The success of Co-op Care and the defeat of efforts to expand the sales tax base top the legislative agenda for members of Wisconsin Independent Businesses heading into 2005. WIB is in its 28th year of serving owners of small businesses and farms throughout the state.
WIB will work aggressively to assure the success of Co-op Care, the health insurance purchasing pool program being developed by the Wisconsin Federation of Cooperatives. Co-op Care is expected to be operating in Northwest and North Central Wisconsin within the first six months of the new year. “We are deeply committed to Co-op Care and we are prepared to do anything necessary to help market the program and to develop any new legislation needed to expand the program,” said Wayne Corey, executive director of WIB.

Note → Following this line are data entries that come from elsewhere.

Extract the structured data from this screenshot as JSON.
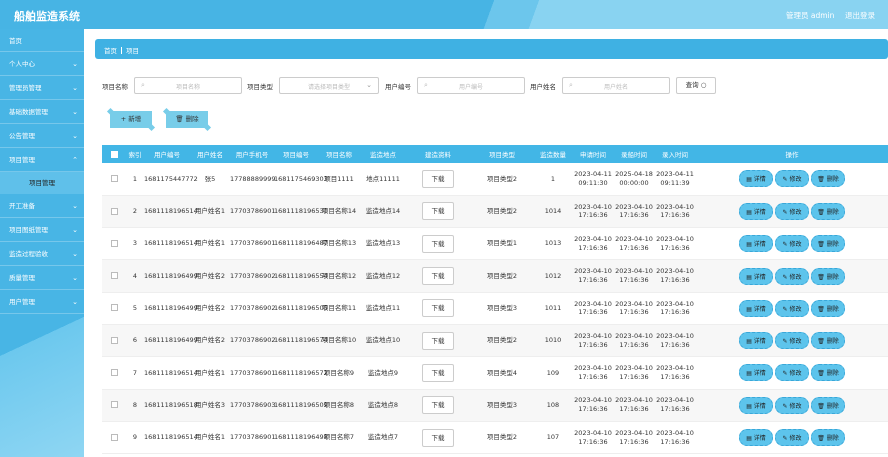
{
  "header": {
    "title": "船舶监造系统",
    "user": "管理员 admin",
    "logout": "退出登录"
  },
  "sidebar": {
    "home": "首页",
    "items": [
      {
        "label": "个人中心"
      },
      {
        "label": "管理员管理"
      },
      {
        "label": "基础数据管理"
      },
      {
        "label": "公告管理"
      },
      {
        "label": "项目管理",
        "sub": "项目管理"
      },
      {
        "label": "开工准备"
      },
      {
        "label": "项目图纸管理"
      },
      {
        "label": "监造过程验收"
      },
      {
        "label": "质量管理"
      },
      {
        "label": "用户管理"
      }
    ]
  },
  "breadcrumb": {
    "home": "首页",
    "current": "项目"
  },
  "search": {
    "name_label": "项目名称",
    "name_placeholder": "项目名称",
    "type_label": "项目类型",
    "type_placeholder": "请选择项目类型",
    "usercode_label": "用户编号",
    "usercode_placeholder": "用户编号",
    "username_label": "用户姓名",
    "username_placeholder": "用户姓名",
    "query_btn": "查询"
  },
  "actions": {
    "add": "新增",
    "delete": "删除"
  },
  "table": {
    "headers": [
      "索引",
      "用户编号",
      "用户姓名",
      "用户手机号",
      "项目编号",
      "项目名称",
      "监造地点",
      "建造资料",
      "项目类型",
      "监造数量",
      "申请时间",
      "录船时间",
      "录入时间",
      "操作"
    ],
    "download": "下载",
    "detail": "详情",
    "edit": "修改",
    "remove": "删除",
    "rows": [
      {
        "idx": "1",
        "ucode": "1681175447772",
        "uname": "张5",
        "phone": "17788889999",
        "pcode": "1681175469303",
        "pname": "项目1111",
        "place": "地点11111",
        "ptype": "项目类型2",
        "qty": "1",
        "t1": "2023-04-11 09:11:30",
        "t2": "2025-04-18 00:00:00",
        "t3": "2023-04-11 09:11:39"
      },
      {
        "idx": "2",
        "ucode": "1681118196514",
        "uname": "用户姓名1",
        "phone": "17703786901",
        "pcode": "1681118196531",
        "pname": "项目名称14",
        "place": "监造地点14",
        "ptype": "项目类型2",
        "qty": "1014",
        "t1": "2023-04-10 17:16:36",
        "t2": "2023-04-10 17:16:36",
        "t3": "2023-04-10 17:16:36"
      },
      {
        "idx": "3",
        "ucode": "1681118196514",
        "uname": "用户姓名1",
        "phone": "17703786901",
        "pcode": "1681118196487",
        "pname": "项目名称13",
        "place": "监造地点13",
        "ptype": "项目类型1",
        "qty": "1013",
        "t1": "2023-04-10 17:16:36",
        "t2": "2023-04-10 17:16:36",
        "t3": "2023-04-10 17:16:36"
      },
      {
        "idx": "4",
        "ucode": "1681118196499",
        "uname": "用户姓名2",
        "phone": "17703786902",
        "pcode": "1681118196554",
        "pname": "项目名称12",
        "place": "监造地点12",
        "ptype": "项目类型2",
        "qty": "1012",
        "t1": "2023-04-10 17:16:36",
        "t2": "2023-04-10 17:16:36",
        "t3": "2023-04-10 17:16:36"
      },
      {
        "idx": "5",
        "ucode": "1681118196499",
        "uname": "用户姓名2",
        "phone": "17703786902",
        "pcode": "1681118196505",
        "pname": "项目名称11",
        "place": "监造地点11",
        "ptype": "项目类型3",
        "qty": "1011",
        "t1": "2023-04-10 17:16:36",
        "t2": "2023-04-10 17:16:36",
        "t3": "2023-04-10 17:16:36"
      },
      {
        "idx": "6",
        "ucode": "1681118196499",
        "uname": "用户姓名2",
        "phone": "17703786902",
        "pcode": "1681118196574",
        "pname": "项目名称10",
        "place": "监造地点10",
        "ptype": "项目类型2",
        "qty": "1010",
        "t1": "2023-04-10 17:16:36",
        "t2": "2023-04-10 17:16:36",
        "t3": "2023-04-10 17:16:36"
      },
      {
        "idx": "7",
        "ucode": "1681118196514",
        "uname": "用户姓名1",
        "phone": "17703786901",
        "pcode": "1681118196572",
        "pname": "项目名称9",
        "place": "监造地点9",
        "ptype": "项目类型4",
        "qty": "109",
        "t1": "2023-04-10 17:16:36",
        "t2": "2023-04-10 17:16:36",
        "t3": "2023-04-10 17:16:36"
      },
      {
        "idx": "8",
        "ucode": "1681118196518",
        "uname": "用户姓名3",
        "phone": "17703786903",
        "pcode": "1681118196509",
        "pname": "项目名称8",
        "place": "监造地点8",
        "ptype": "项目类型3",
        "qty": "108",
        "t1": "2023-04-10 17:16:36",
        "t2": "2023-04-10 17:16:36",
        "t3": "2023-04-10 17:16:36"
      },
      {
        "idx": "9",
        "ucode": "1681118196514",
        "uname": "用户姓名1",
        "phone": "17703786901",
        "pcode": "1681118196498",
        "pname": "项目名称7",
        "place": "监造地点7",
        "ptype": "项目类型2",
        "qty": "107",
        "t1": "2023-04-10 17:16:36",
        "t2": "2023-04-10 17:16:36",
        "t3": "2023-04-10 17:16:36"
      }
    ]
  }
}
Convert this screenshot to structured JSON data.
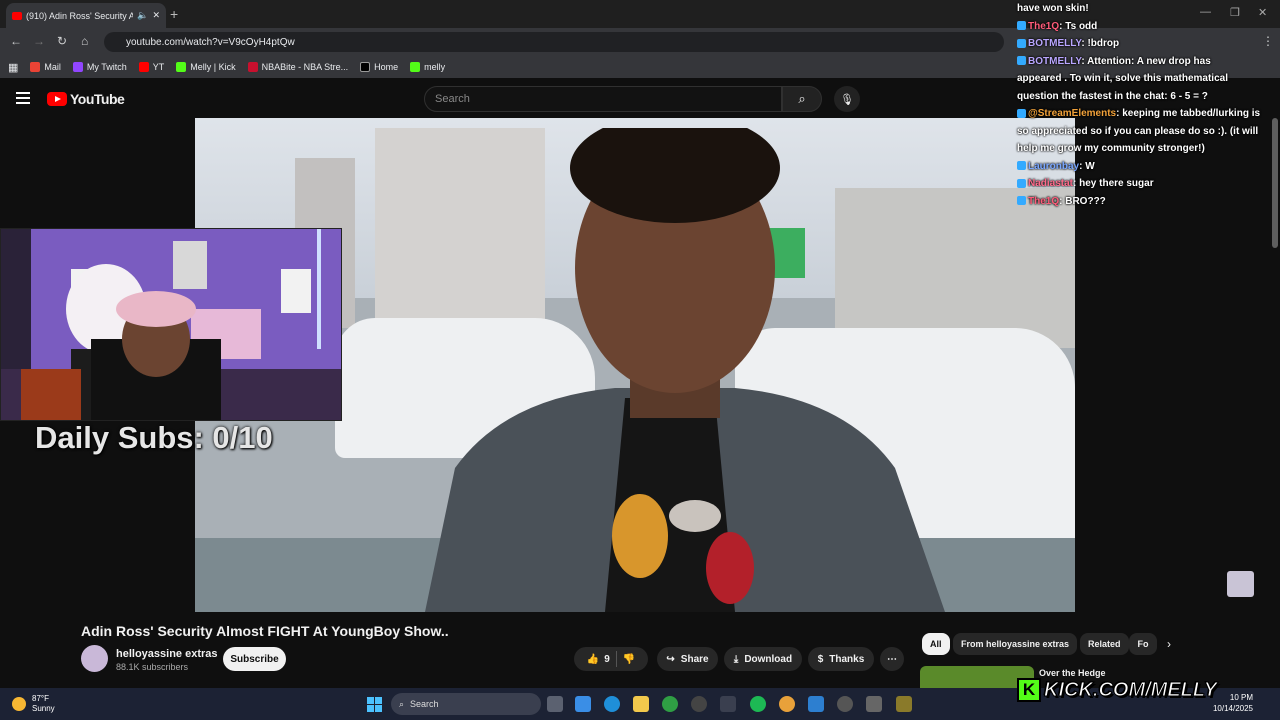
{
  "browser": {
    "tab_title": "(910) Adin Ross' Security Al",
    "url": "youtube.com/watch?v=V9cOyH4ptQw",
    "bookmarks": [
      "Mail",
      "My Twitch",
      "YT",
      "Melly | Kick",
      "NBABite - NBA Stre...",
      "Home",
      "melly"
    ]
  },
  "youtube": {
    "logo_text": "YouTube",
    "search_placeholder": "Search"
  },
  "overlay": {
    "daily_subs": "Daily Subs: 0/10",
    "kick_url": "KICK.COM/MELLY"
  },
  "chat": [
    {
      "user": "",
      "text": "have won skin!"
    },
    {
      "user": "The1Q",
      "text": ": Ts odd",
      "color": "#ff5c7a"
    },
    {
      "user": "BOTMELLY",
      "text": ": !bdrop",
      "color": "#b9a6ff"
    },
    {
      "user": "BOTMELLY",
      "text": ": Attention: A new drop has",
      "color": "#b9a6ff"
    },
    {
      "user": "",
      "text": "appeared . To win it, solve this mathematical"
    },
    {
      "user": "",
      "text": "question the fastest in the chat: 6 - 5 = ?"
    },
    {
      "user": "@StreamElements",
      "text": ": keeping me tabbed/lurking is",
      "color": "#f2a23a"
    },
    {
      "user": "",
      "text": "so appreciated so if you can please do so :). (it will"
    },
    {
      "user": "",
      "text": "help me grow my community stronger!)"
    },
    {
      "user": "Lauronbay",
      "text": ": W",
      "color": "#7aa7ff"
    },
    {
      "user": "Nadiastat",
      "text": ": hey there sugar",
      "color": "#ff6a8a"
    },
    {
      "user": "The1Q",
      "text": ": BRO???",
      "color": "#ff5c7a"
    }
  ],
  "video": {
    "title": "Adin Ross' Security Almost FIGHT At YoungBoy Show..",
    "channel": "helloyassine extras",
    "subscribers": "88.1K subscribers",
    "subscribe_label": "Subscribe",
    "likes": "9",
    "share_label": "Share",
    "download_label": "Download",
    "thanks_label": "Thanks",
    "more_label": "⋯"
  },
  "chips": [
    "All",
    "From helloyassine extras",
    "Related",
    "Fo"
  ],
  "next_video_title": "Over the Hedge",
  "taskbar": {
    "temp": "87°F",
    "condition": "Sunny",
    "search": "Search",
    "time": "10 PM",
    "date": "10/14/2025"
  }
}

Defeat of any effort to expand the sales tax base shares the top spot on WIB’s agenda. The Governor’s Task Force on Education Excellence proposed raising $752 million a year by expanding the sales tax to business services and farm machinery. “We hope Governor Doyle will not even consider a new tax targeted at small business and farm owners but we are will do whatever is necessary to convince lawmakers that a huge new tax on the backbone of our state’s economy is a very bad idea,” Corey said.
WIB will again be working to pass legislation to protect small businesses from unscrupulous hidden automatic renewal clauses buried in the fine print of equipment and service contracts. This legislation won Senate approval but ran out of time in the Assembly on the last day of the 2003-04 session.
Doubling of the small claims court jurisdictional limit to $10,000 and a ban on the use of equipment depreciation when determining a farm family’s income eligibility for BadgerCare are also WIB priorities. “We will also be supporting legislation to keep local communities from establishing their own minimum wage, opposing legislation to allow counties to establish a hotel/motel room tax and working to eliminate the personal property tax and to rescind the state law that unfairly makes a business pay a fee to act as the state’s tax collector.
“We will also encourage the legislature to operate in a more civil and less contentious manner. Our members, most of whom have lived in our state for decades, are fed up with bad behavior at the State Capitol. Our members want us to speak out on this issue and we will,” added Corey. “We look forward to a more productive and less raucous 23005-06 legislative session.”
For more info: Wayne Corey
WIB serves 50,000+ people with ownership interest in 16,000 businesses and 9,000 farms.